Monday: A Gentile Woman Approaches Jesus
3. Read Mark 7:24-30
A. Summarize what happens in this passage.
B. What do you see in this woman that the Pharisees and teachers of the law lacked?
4. Read Chapter 8 in King’s Cross, up to “Accepting the Challenge.” Share your notes and comments.
Tuesday: A Gentile Woman is the First to “Get” A Parable
Here, in Mark, right after Mark has told of the blindness of the Israelite teachers of the law, comes a Gentile woman begging Jesus for help. At first it seems He treats her almost disrespectfully, but instead He is giving her a parable. He has been called to go to the Jews, even though they are not understanding Him. She does not give up, but pleads with Jesus using the very parable He has given her, showing she understands. He commends her reply of faith and heals her daughter.
5. Read Mark 7:24-30 again, only this time, out loud, with expression. If you see anything new, share.
6. Read “Accepting the Challenge” in Chapter 8 of King’s Cross and share your notes and comments.
7. Do you see a link between faith and “seeing” here? How might you apply this?
8.This woman did not give up, and we must not give up in prayer. Perhaps there is
something you have asked for a long time, but it has not been given. Persist — either
privately or here, in prayer.
Wednesday: The Deaf Hear and The Mute Speak
9. What did Isaiah prophesy the Messiah would do in Isaiah 35:5-6?
10. Read Mark 7:31-37
A. Describe what happened here, noting details.
B. How does this reaction of Jesus contrast to His reaction to the Phoenician woman?
11. Read “Accepting the Gift” in Chapter 8 of King’s Cross and share your notes and comments.
Thursday: Ponder Anew What The Almighty Can Do
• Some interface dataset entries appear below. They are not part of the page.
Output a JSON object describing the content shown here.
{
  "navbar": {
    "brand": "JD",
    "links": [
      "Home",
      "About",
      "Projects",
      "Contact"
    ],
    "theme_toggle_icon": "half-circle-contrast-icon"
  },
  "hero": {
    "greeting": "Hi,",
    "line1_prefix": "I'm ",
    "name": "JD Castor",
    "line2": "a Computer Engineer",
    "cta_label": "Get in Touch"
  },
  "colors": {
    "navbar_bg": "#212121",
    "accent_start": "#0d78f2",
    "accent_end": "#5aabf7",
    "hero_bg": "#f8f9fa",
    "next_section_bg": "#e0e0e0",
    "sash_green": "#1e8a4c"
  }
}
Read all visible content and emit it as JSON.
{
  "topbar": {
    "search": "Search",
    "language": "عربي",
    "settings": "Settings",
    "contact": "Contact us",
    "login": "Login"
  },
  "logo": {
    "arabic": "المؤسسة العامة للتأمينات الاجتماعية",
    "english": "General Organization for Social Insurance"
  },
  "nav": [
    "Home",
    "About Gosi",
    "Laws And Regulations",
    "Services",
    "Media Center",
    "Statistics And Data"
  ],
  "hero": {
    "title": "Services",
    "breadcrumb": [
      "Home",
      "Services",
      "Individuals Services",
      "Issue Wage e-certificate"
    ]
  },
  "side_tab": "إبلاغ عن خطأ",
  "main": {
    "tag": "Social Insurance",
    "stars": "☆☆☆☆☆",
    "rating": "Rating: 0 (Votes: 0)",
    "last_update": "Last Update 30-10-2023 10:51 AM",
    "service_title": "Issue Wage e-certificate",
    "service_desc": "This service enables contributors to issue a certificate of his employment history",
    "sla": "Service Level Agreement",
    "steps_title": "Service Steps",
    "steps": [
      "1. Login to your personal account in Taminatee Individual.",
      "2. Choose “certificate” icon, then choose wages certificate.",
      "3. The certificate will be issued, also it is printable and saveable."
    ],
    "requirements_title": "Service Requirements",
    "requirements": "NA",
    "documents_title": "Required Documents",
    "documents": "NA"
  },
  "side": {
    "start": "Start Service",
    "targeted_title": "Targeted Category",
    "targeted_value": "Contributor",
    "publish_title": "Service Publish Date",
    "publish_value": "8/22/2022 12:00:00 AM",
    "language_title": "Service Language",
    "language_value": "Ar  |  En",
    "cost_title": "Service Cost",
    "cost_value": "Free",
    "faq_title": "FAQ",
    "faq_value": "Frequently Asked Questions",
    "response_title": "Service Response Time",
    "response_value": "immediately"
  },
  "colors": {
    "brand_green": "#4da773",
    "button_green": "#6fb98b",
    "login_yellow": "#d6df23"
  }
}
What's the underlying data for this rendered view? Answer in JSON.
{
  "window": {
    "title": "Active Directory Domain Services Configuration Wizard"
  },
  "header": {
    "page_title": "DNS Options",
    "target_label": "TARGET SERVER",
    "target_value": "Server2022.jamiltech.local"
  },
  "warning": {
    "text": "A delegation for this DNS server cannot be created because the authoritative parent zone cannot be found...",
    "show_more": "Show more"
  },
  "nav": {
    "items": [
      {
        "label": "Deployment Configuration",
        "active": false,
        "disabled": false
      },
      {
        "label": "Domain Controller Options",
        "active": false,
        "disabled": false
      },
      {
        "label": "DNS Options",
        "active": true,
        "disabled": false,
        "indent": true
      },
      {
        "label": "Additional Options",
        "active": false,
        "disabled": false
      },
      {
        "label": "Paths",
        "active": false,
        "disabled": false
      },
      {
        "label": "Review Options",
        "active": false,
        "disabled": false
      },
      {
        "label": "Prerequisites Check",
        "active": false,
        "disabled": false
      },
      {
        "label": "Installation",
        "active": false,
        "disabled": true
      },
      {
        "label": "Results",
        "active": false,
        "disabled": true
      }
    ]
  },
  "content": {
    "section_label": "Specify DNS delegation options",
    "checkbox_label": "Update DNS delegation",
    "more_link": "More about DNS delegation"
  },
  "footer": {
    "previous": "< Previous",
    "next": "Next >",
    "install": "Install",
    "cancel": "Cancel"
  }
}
Now we return to the seeming blindness of Jesus disciples. It hasn’t been very long since He fed 5,000, but now, faced with 4,000 hungry people, the disciples say: “But where in this remote place can anyone get enough bread to feed them?” They forget what He has done, and so do we. We must ponder anew what He can do.
12. Read Mark 8:1-21.
A. What happens here?
B. What does Jesus ask the disciples in Mark 8:18b?
13. Share three ways God had met you recently, so as to fan the embers of your faith.
Friday: We Need A Second Touch To See Clearly
14. Read Mark 8:22-26 and share what happens here.
15. What do you think the second touch is meant to teach us?
16. Are you upset with anyone? Are you stuck in a sin? Ask God for a second touch to
help you see clearly. Be alert for answers.
17. What will you remember from this week and why? Is there an area God is at work in your life?